INVH is working toward an investment grade credit rating. We believe they still have a ways to go.
INVH increased their weighted average maturity from 4.1 years to 5.2 years. That is an improvement but it is still dramatically weaker than the values for American Homes 4 Rent (AMH).
INVH is also working to reduce the portion of their real estate portfolio with mortgages attached to them. When fewer of the homes are used as collateral for individual loans, the company can qualify for a better credit rating. The lowest cost of financing for large REITs is usually in the unsecured bond market. To access that market efficiently, INVH would need to achieve an investment grade balance sheet.
Households and generations
Younger generations have a lower homeownership rate than prior generations. The increase in net new households over the next 6 years is expected to be primarily renters.
The growth of renters is often attributed to a change in lifestyle desires by Millennials.
We consider the narrative of young people wanting to rent to be among the stupidest narratives Wall Street has produced in the last decade.
We believe the vast majority of the difference in homeownership rates is attributable to low rates of wage growth and the impact of the Great Recession on Millennials career prospects. Millennials who graduated into the Great Recession faced an enormous headwind to their career. As those Millennials are reaching the point where they might have become homeowners, the combined increase in price and interest rates has elevated the monthly mortgage payment required to become a homeowner.
Absent a material decrease in interest rates or home prices, the growth in renting households should still occur. The reason for the growth is different than what Wall Street projects but the impact is similar so long as interest rates and home prices do not decline materially.
Renters with children
Renters with children are more likely to choose single-family homes.
The most significant correlations between individual factors and the type of property rented are marital status and the number of children. While age has some correlation, it is relatively minor and may be explained entirely by the increase in marriages and children for older people.
As Millennials age, more of them will be become married and have children. Those factors encourage renters to choose single-family homes over apartments.

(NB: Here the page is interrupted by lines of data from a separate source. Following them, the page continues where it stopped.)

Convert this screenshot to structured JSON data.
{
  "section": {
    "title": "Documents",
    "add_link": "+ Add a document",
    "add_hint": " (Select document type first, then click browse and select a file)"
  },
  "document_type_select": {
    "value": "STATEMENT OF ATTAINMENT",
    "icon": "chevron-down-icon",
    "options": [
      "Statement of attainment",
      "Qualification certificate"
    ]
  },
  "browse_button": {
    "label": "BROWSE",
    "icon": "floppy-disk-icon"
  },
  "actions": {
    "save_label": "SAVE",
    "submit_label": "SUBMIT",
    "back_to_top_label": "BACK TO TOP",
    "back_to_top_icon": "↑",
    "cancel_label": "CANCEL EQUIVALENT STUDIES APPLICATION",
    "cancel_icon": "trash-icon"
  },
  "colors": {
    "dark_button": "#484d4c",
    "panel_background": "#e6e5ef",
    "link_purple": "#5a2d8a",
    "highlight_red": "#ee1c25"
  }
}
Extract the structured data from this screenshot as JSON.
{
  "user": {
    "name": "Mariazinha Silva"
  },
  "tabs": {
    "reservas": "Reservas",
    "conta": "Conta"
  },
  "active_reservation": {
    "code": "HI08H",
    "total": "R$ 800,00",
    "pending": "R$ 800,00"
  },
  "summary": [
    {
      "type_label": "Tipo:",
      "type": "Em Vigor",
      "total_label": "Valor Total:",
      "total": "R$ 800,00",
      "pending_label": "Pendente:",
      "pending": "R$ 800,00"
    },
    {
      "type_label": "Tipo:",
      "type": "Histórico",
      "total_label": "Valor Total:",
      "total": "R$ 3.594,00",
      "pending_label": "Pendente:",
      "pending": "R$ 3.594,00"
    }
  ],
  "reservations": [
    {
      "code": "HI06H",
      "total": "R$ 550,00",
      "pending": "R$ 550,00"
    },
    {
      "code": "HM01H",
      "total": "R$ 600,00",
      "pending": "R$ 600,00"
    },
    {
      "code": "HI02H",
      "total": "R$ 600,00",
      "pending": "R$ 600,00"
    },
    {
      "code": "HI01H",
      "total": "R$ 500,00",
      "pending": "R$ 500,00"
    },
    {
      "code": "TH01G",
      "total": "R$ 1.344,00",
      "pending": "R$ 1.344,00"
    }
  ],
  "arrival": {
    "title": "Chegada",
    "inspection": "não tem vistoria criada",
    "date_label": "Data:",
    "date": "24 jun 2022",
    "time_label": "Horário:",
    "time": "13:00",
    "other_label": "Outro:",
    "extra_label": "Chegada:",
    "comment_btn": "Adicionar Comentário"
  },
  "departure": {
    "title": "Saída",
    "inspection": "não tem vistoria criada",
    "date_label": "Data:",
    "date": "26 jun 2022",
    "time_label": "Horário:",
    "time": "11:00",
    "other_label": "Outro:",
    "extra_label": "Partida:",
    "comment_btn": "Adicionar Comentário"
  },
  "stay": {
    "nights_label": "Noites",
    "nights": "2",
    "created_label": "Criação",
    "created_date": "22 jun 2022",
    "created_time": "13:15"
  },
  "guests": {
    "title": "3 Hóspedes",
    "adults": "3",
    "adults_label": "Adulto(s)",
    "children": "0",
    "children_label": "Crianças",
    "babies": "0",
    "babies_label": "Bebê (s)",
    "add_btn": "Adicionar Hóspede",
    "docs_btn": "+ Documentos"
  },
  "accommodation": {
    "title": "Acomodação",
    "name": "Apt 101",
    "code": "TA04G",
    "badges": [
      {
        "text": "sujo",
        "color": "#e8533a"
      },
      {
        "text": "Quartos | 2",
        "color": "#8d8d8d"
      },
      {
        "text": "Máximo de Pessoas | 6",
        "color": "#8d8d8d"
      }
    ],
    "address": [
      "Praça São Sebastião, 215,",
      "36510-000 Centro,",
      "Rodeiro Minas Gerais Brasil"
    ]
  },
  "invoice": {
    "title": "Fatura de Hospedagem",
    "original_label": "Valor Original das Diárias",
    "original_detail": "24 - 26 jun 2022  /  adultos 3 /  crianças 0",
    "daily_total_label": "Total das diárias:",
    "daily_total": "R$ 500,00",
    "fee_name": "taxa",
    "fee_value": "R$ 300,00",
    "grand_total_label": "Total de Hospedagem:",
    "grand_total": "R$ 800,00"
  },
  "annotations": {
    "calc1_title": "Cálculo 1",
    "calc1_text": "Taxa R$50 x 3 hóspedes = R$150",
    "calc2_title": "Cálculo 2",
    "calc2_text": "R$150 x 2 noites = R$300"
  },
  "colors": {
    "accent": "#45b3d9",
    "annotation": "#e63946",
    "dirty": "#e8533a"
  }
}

INVH has delivered exceptional growth in core FFO. Their past growth rate is unlikely to be repeated because it relied on merger synergies. The forward growth rate should still be substantial and the current valuation does not reflect expectations for rapid growth. Much like AMH, we see INVH trading at a significant discount to the value of their real estate.
Compared to AMH, we believe the most significant differentiating factor is the balance sheets. AMH has less debt and the maturities are much further out. However, INVH may see faster growth in FFO next year. Management likes to utilize their core FFO metric for valuation, but we would prefer a core metric that didn’t add back stock-based compensation. Despite this weakness in their earnings metric, we still consider the valuation appealing.
Shares of INVH closed at $20.90 on November 16th, 2018.
If you enjoyed reading this article and want to receive updates on our latest research, click "Follow" next to my name at the top of this article.
About “The REIT Forum”
The REIT Forum is the #1 rated service on Seeking Alpha. We focus primarily on defensive investments with high growth potential. With our strategy, we have returned 22% every year since the inception of our service. It is our objective to find quality investments at a discount, along with trading opportunities for the more active investors. Most of our research is on companies that are excellent investments over the long term.
Disclosure: I am/we are long AMH, INVH. I wrote this article myself, and it expresses my own opinions. I am not receiving compensation for it (other than from Seeking Alpha). I have no business relationship with any company whose stock is mentioned in this article.